### INSTRUCTIONS TO FOLLOW
Retrieve each line that contains the word "value" from the entries below.

Content starts

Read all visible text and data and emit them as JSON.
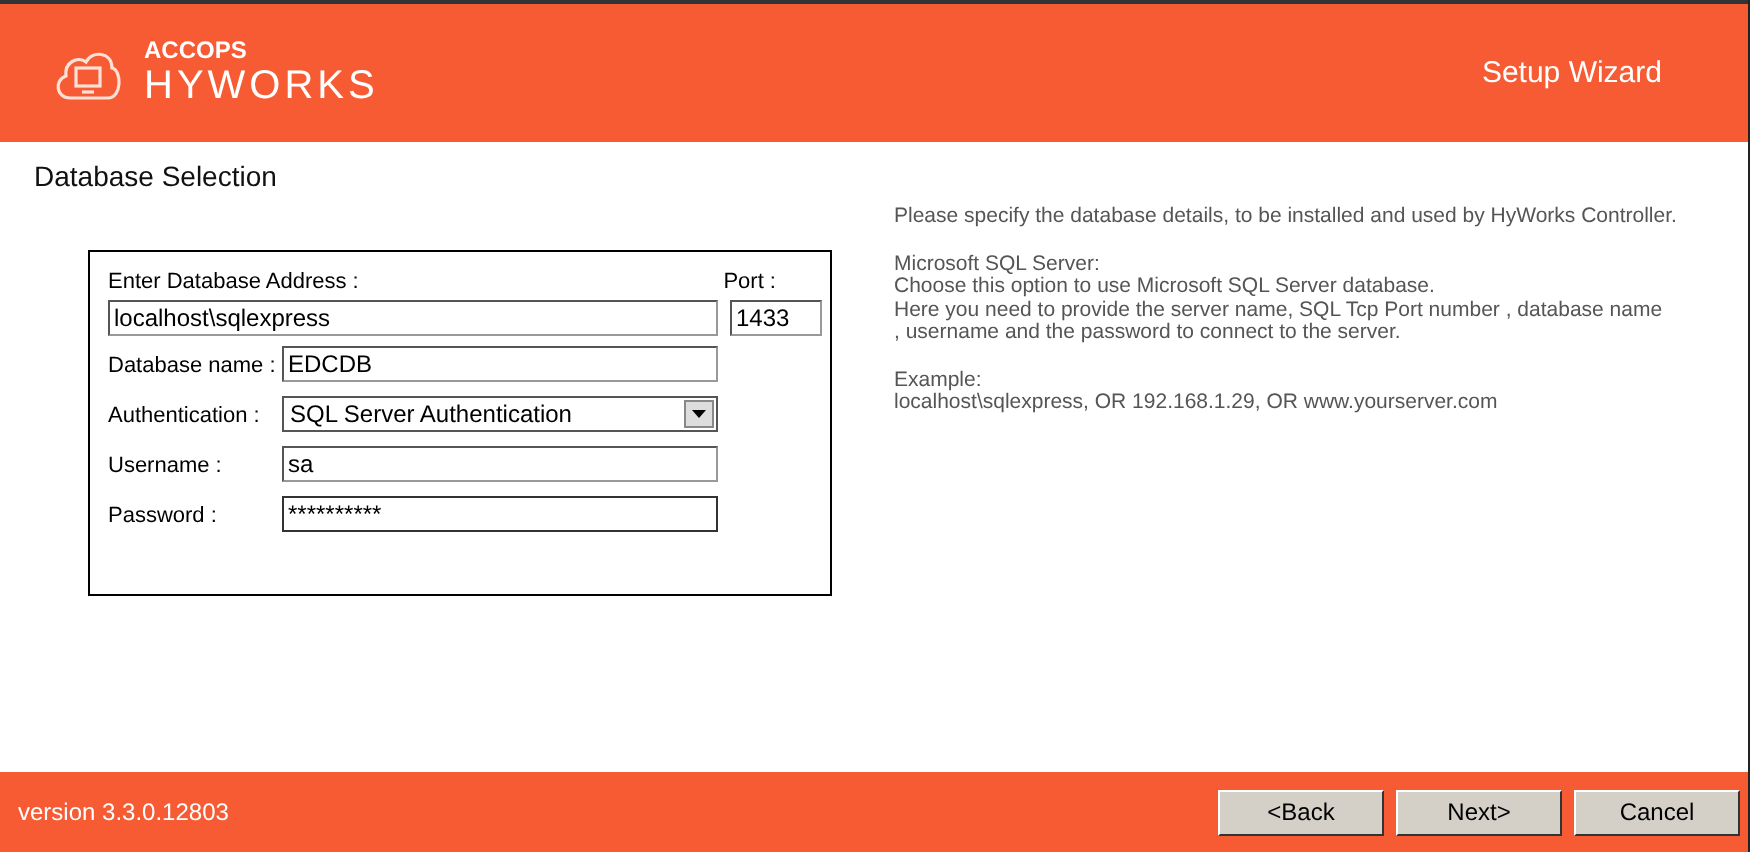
{
  "header": {
    "brand_top": "ACCOPS",
    "brand_bottom": "HYWORKS",
    "title": "Setup Wizard"
  },
  "page_title": "Database Selection",
  "form": {
    "address_label": "Enter Database Address :",
    "address": "localhost\\sqlexpress",
    "port_label": "Port :",
    "port": "1433",
    "rows": [
      {
        "kind": "input",
        "label": "Database name :",
        "value": "EDCDB"
      },
      {
        "kind": "select",
        "label": "Authentication :",
        "value": "SQL Server Authentication"
      },
      {
        "kind": "input",
        "label": "Username :",
        "value": "sa"
      },
      {
        "kind": "input",
        "label": "Password :",
        "value": "**********",
        "focused": true
      }
    ]
  },
  "help": [
    [
      "Please specify the database details, to be installed and used by HyWorks Controller."
    ],
    [
      "Microsoft SQL Server:",
      "Choose this option to use Microsoft SQL Server database.",
      "Here you need to provide the server name,  SQL Tcp Port number , database name",
      ", username and the password to connect to the server."
    ],
    [
      "Example:",
      "localhost\\sqlexpress, OR 192.168.1.29, OR www.yourserver.com"
    ]
  ],
  "footer": {
    "version": "version 3.3.0.12803",
    "buttons": [
      "<Back",
      "Next>",
      "Cancel"
    ]
  }
}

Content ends

### ANSWER BOX
        "value": "EDCDB"
        "value": "SQL Server Authentication"
        "value": "sa"
        "value": "**********",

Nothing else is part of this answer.